[Opening INPUT RECORDS section]

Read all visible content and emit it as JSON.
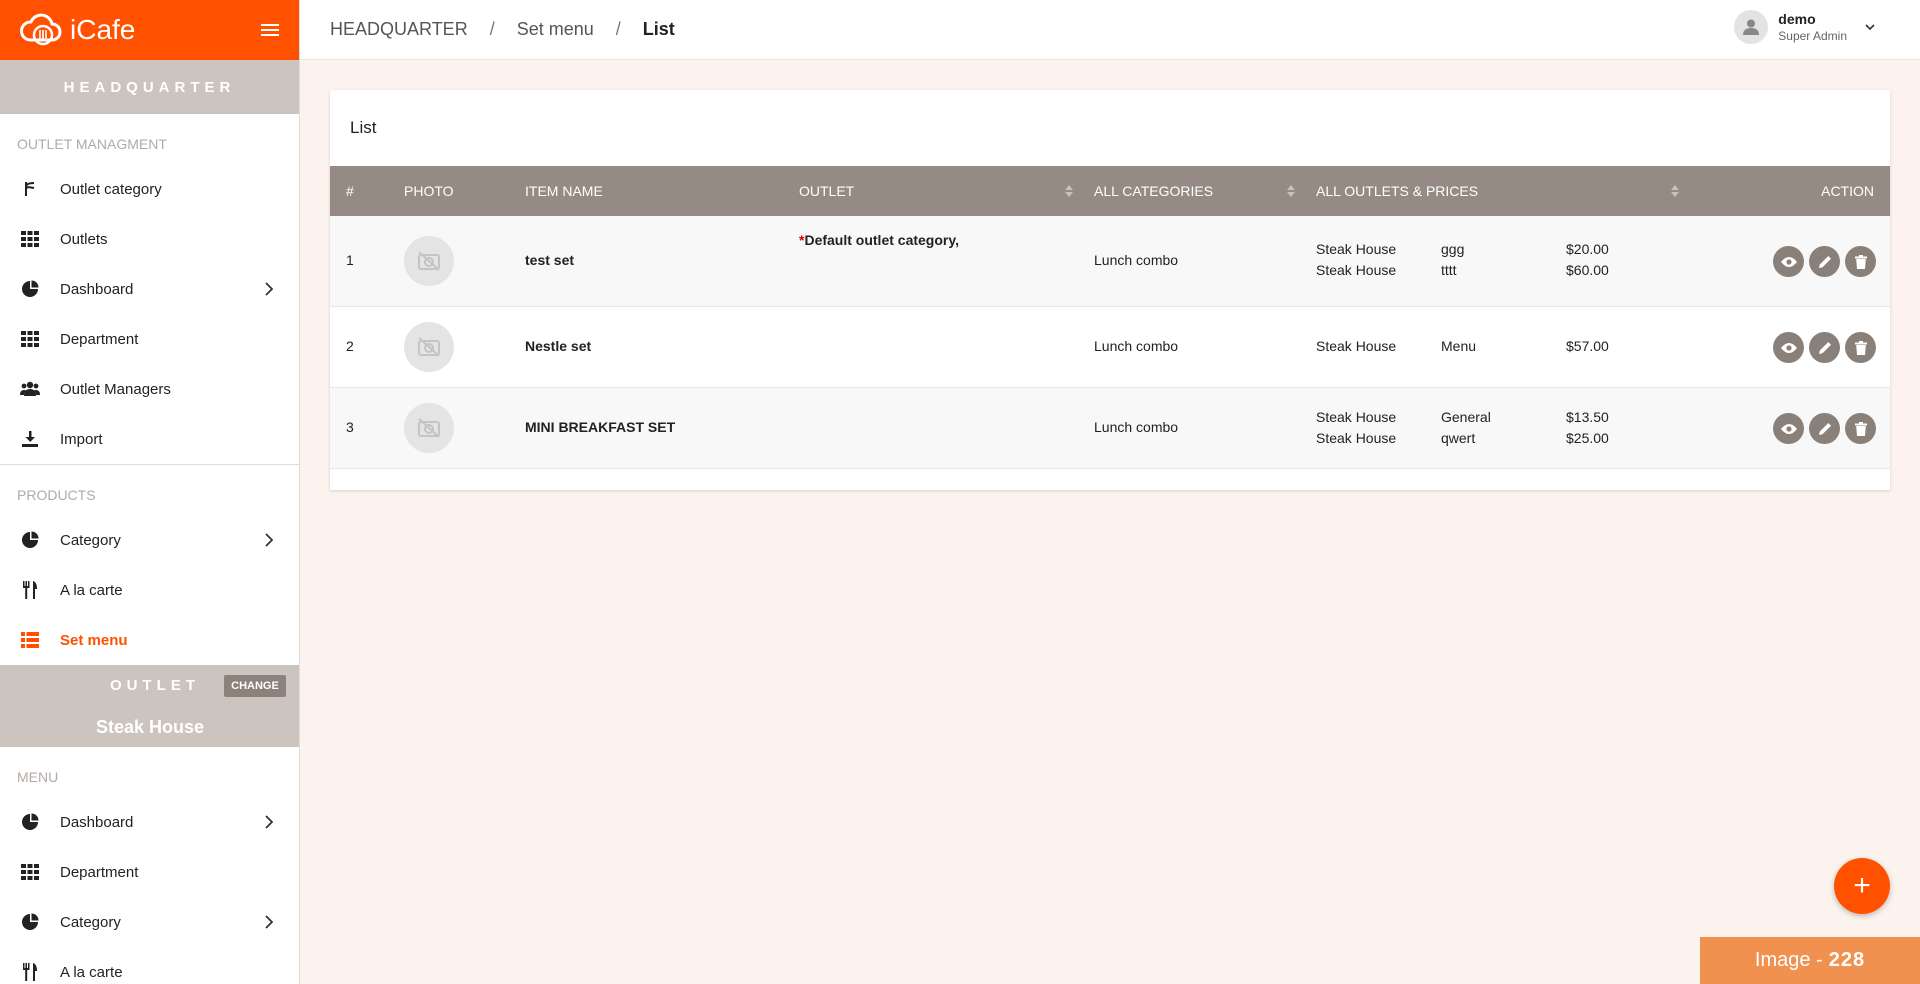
{
  "brand": {
    "name": "iCafe",
    "color": "#ff5100"
  },
  "sidebar": {
    "hq_label": "HEADQUARTER",
    "section_outlet": "OUTLET MANAGMENT",
    "outlet_items": [
      {
        "label": "Outlet category",
        "icon": "fork-icon"
      },
      {
        "label": "Outlets",
        "icon": "grid-icon"
      },
      {
        "label": "Dashboard",
        "icon": "pie-icon"
      },
      {
        "label": "Department",
        "icon": "grid-icon"
      },
      {
        "label": "Outlet Managers",
        "icon": "users-icon"
      },
      {
        "label": "Import",
        "icon": "download-icon"
      }
    ],
    "section_products": "PRODUCTS",
    "product_items": [
      {
        "label": "Category",
        "icon": "pie-icon"
      },
      {
        "label": "A la carte",
        "icon": "cutlery-icon"
      },
      {
        "label": "Set menu",
        "icon": "list-icon"
      }
    ],
    "outlet_band": {
      "label": "OUTLET",
      "change": "CHANGE",
      "name": "Steak House"
    },
    "section_menu": "MENU",
    "menu_items": [
      {
        "label": "Dashboard",
        "icon": "pie-icon"
      },
      {
        "label": "Department",
        "icon": "grid-icon"
      },
      {
        "label": "Category",
        "icon": "pie-icon"
      },
      {
        "label": "A la carte",
        "icon": "cutlery-icon"
      }
    ]
  },
  "header": {
    "breadcrumb": [
      "HEADQUARTER",
      "Set menu",
      "List"
    ],
    "separator": "/",
    "user": {
      "name": "demo",
      "role": "Super Admin"
    }
  },
  "card": {
    "title": "List",
    "columns": [
      "#",
      "PHOTO",
      "ITEM NAME",
      "OUTLET",
      "ALL CATEGORIES",
      "ALL OUTLETS & PRICES",
      "ACTION"
    ],
    "rows": [
      {
        "index": "1",
        "name": "test set",
        "outlet": "Default outlet category,",
        "outlet_marker": "*",
        "category": "Lunch combo",
        "prices": [
          {
            "outlet": "Steak House",
            "menu": "ggg",
            "price": "$20.00"
          },
          {
            "outlet": "Steak House",
            "menu": "tttt",
            "price": "$60.00"
          }
        ]
      },
      {
        "index": "2",
        "name": "Nestle set",
        "outlet": "",
        "outlet_marker": "",
        "category": "Lunch combo",
        "prices": [
          {
            "outlet": "Steak House",
            "menu": "Menu",
            "price": "$57.00"
          }
        ]
      },
      {
        "index": "3",
        "name": "MINI BREAKFAST SET",
        "outlet": "",
        "outlet_marker": "",
        "category": "Lunch combo",
        "prices": [
          {
            "outlet": "Steak House",
            "menu": "General",
            "price": "$13.50"
          },
          {
            "outlet": "Steak House",
            "menu": "qwert",
            "price": "$25.00"
          }
        ]
      }
    ]
  },
  "fab": {
    "label": "+"
  },
  "image_tag": {
    "prefix": "Image -",
    "number": "228"
  }
}
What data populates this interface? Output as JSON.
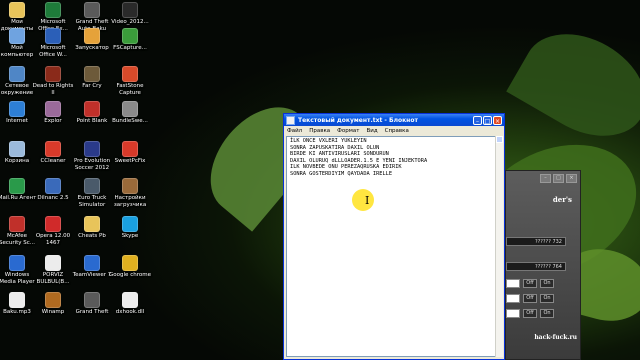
{
  "desktop_icons": [
    {
      "label": "Мои\nдокументы",
      "icon": "folder-icon",
      "color": "#e8c45a"
    },
    {
      "label": "Microsoft\nOffice Ex...",
      "icon": "excel-icon",
      "color": "#1e7b3a"
    },
    {
      "label": "Grand Theft\nAuto Baku",
      "icon": "game-icon",
      "color": "#5a5a5a"
    },
    {
      "label": "Video_2012...",
      "icon": "video-icon",
      "color": "#2a2a2a"
    },
    {
      "label": "Мой\nкомпьютер",
      "icon": "computer-icon",
      "color": "#6fa3e0"
    },
    {
      "label": "Microsoft\nOffice W...",
      "icon": "word-icon",
      "color": "#2b5fb8"
    },
    {
      "label": "Запускатор",
      "icon": "launcher-icon",
      "color": "#e5a23a"
    },
    {
      "label": "FSCapture...",
      "icon": "capture-icon",
      "color": "#3b9c3b"
    },
    {
      "label": "Сетевое\nокружение",
      "icon": "network-icon",
      "color": "#4f86c6"
    },
    {
      "label": "Dead to Rights\nII",
      "icon": "game-icon",
      "color": "#8a2a1a"
    },
    {
      "label": "Far Cry",
      "icon": "game-icon",
      "color": "#6d5a3a"
    },
    {
      "label": "FastStone\nCapture",
      "icon": "faststone-icon",
      "color": "#d84a2a"
    },
    {
      "label": "Internet",
      "icon": "internet-explorer-icon",
      "color": "#2d7fd6"
    },
    {
      "label": "Explor",
      "icon": "explorer-icon",
      "color": "#9a6a9a"
    },
    {
      "label": "Point Blank",
      "icon": "point-blank-icon",
      "color": "#c0302a"
    },
    {
      "label": "BundleSwe...",
      "icon": "bundle-icon",
      "color": "#8a8a8a"
    },
    {
      "label": "Корзина",
      "icon": "recycle-bin-icon",
      "color": "#9bbadb"
    },
    {
      "label": "CCleaner",
      "icon": "ccleaner-icon",
      "color": "#d83a2a"
    },
    {
      "label": "Pro Evolution\nSoccer 2012",
      "icon": "pes-icon",
      "color": "#2a3a8a"
    },
    {
      "label": "SweetPcFix",
      "icon": "sweetpcfix-icon",
      "color": "#d83a2a"
    },
    {
      "label": "Mail.Ru Агент",
      "icon": "mail-agent-icon",
      "color": "#2a9a4a"
    },
    {
      "label": "Dilnanc 2.5",
      "icon": "dilnanc-icon",
      "color": "#3a6aba"
    },
    {
      "label": "Euro Truck\nSimulator",
      "icon": "truck-icon",
      "color": "#4a5a6a"
    },
    {
      "label": "Настройки\nзагрузчика",
      "icon": "settings-icon",
      "color": "#9a6a3a"
    },
    {
      "label": "McAfee\nSecurity Sc...",
      "icon": "mcafee-icon",
      "color": "#c0302a"
    },
    {
      "label": "Opera 12.00\n1467",
      "icon": "opera-icon",
      "color": "#d02a2a"
    },
    {
      "label": "Cheats Pb",
      "icon": "folder-icon",
      "color": "#e8c45a"
    },
    {
      "label": "Skype",
      "icon": "skype-icon",
      "color": "#1aa0e0"
    },
    {
      "label": "Windows\nMedia Player",
      "icon": "media-player-icon",
      "color": "#2a6ad0"
    },
    {
      "label": "PORVIZ\nBULBUL(B...",
      "icon": "document-icon",
      "color": "#ececec"
    },
    {
      "label": "TeamViewer 7",
      "icon": "teamviewer-icon",
      "color": "#2a6ad0"
    },
    {
      "label": "Google chrome",
      "icon": "chrome-icon",
      "color": "#e0b020"
    },
    {
      "label": "Baku.mp3",
      "icon": "audio-icon",
      "color": "#ececec"
    },
    {
      "label": "Winamp",
      "icon": "winamp-icon",
      "color": "#b06a20"
    },
    {
      "label": "Grand Theft",
      "icon": "game-icon",
      "color": "#5a5a5a"
    },
    {
      "label": "dxhook.dll",
      "icon": "dll-icon",
      "color": "#ececec"
    }
  ],
  "notepad": {
    "title": "Текстовый документ.txt - Блокнот",
    "menu": [
      "Файл",
      "Правка",
      "Формат",
      "Вид",
      "Справка"
    ],
    "lines": [
      "İLK ONCE VXLERI YUKLEYIN",
      "SONRA ZAPUSKATIRA DAXIL OLUN",
      "BIRDE KI ANTIVIRUSLARI SONDURUN",
      "DAXIL OLURUQ dLLLOADER.1.5 E YENI INJEKTORA",
      "ILK NOVBEDE ONU PEREZAQRUSKA EDIRIK",
      "SONRA GOSTERDIYIM QAYDADA IRELLE"
    ]
  },
  "trainer": {
    "title": "der's",
    "fields": [
      "?????? 732",
      "?????? 764"
    ],
    "toggles": [
      [
        "Off",
        "On"
      ],
      [
        "Off",
        "On"
      ],
      [
        "Off",
        "On"
      ]
    ],
    "site": "hack-fuck.ru"
  }
}
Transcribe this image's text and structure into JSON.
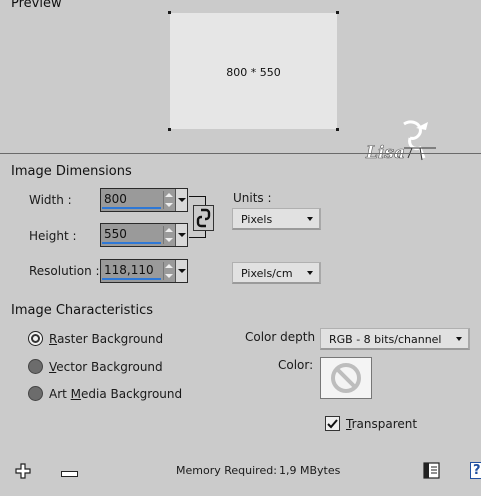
{
  "preview": {
    "title": "Preview",
    "size_text": "800 * 550",
    "watermark": "Lisa"
  },
  "dimensions": {
    "title": "Image Dimensions",
    "width_label": "Width :",
    "width_value": "800",
    "height_label": "Height :",
    "height_value": "550",
    "resolution_label": "Resolution :",
    "resolution_value": "118,110",
    "units_label": "Units :",
    "units_value": "Pixels",
    "resolution_units_value": "Pixels/cm"
  },
  "characteristics": {
    "title": "Image Characteristics",
    "raster": {
      "prefix": "",
      "mnemonic": "R",
      "rest": "aster Background"
    },
    "vector": {
      "prefix": "",
      "mnemonic": "V",
      "rest": "ector Background"
    },
    "art": {
      "prefix": "Art ",
      "mnemonic": "M",
      "rest": "edia Background"
    },
    "selected": "raster",
    "color_depth_label": "Color depth :",
    "color_depth_value": "RGB - 8 bits/channel",
    "color_label": "Color:",
    "transparent": {
      "mnemonic": "T",
      "rest": "ransparent",
      "checked": true
    }
  },
  "footer": {
    "memory_label": "Memory Required:",
    "memory_value": "1,9 MBytes",
    "help_label": "?"
  },
  "colors": {
    "background": "#cbcbcb",
    "accent": "#2e78d6"
  }
}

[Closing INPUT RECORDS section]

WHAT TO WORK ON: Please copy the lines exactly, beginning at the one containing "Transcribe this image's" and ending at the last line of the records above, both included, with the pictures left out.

RESPONSE TO THE TASK:
Transcribe this image's text and structure into JSON.
{
  "preview": {
    "title": "Preview",
    "size_text": "800 * 550",
    "watermark": "Lisa"
  },
  "dimensions": {
    "title": "Image Dimensions",
    "width_label": "Width :",
    "width_value": "800",
    "height_label": "Height :",
    "height_value": "550",
    "resolution_label": "Resolution :",
    "resolution_value": "118,110",
    "units_label": "Units :",
    "units_value": "Pixels",
    "resolution_units_value": "Pixels/cm"
  },
  "characteristics": {
    "title": "Image Characteristics",
    "raster": {
      "prefix": "",
      "mnemonic": "R",
      "rest": "aster Background"
    },
    "vector": {
      "prefix": "",
      "mnemonic": "V",
      "rest": "ector Background"
    },
    "art": {
      "prefix": "Art ",
      "mnemonic": "M",
      "rest": "edia Background"
    },
    "selected": "raster",
    "color_depth_label": "Color depth :",
    "color_depth_value": "RGB - 8 bits/channel",
    "color_label": "Color:",
    "transparent": {
      "mnemonic": "T",
      "rest": "ransparent",
      "checked": true
    }
  },
  "footer": {
    "memory_label": "Memory Required:",
    "memory_value": "1,9 MBytes",
    "help_label": "?"
  },
  "colors": {
    "background": "#cbcbcb",
    "accent": "#2e78d6"
  }
}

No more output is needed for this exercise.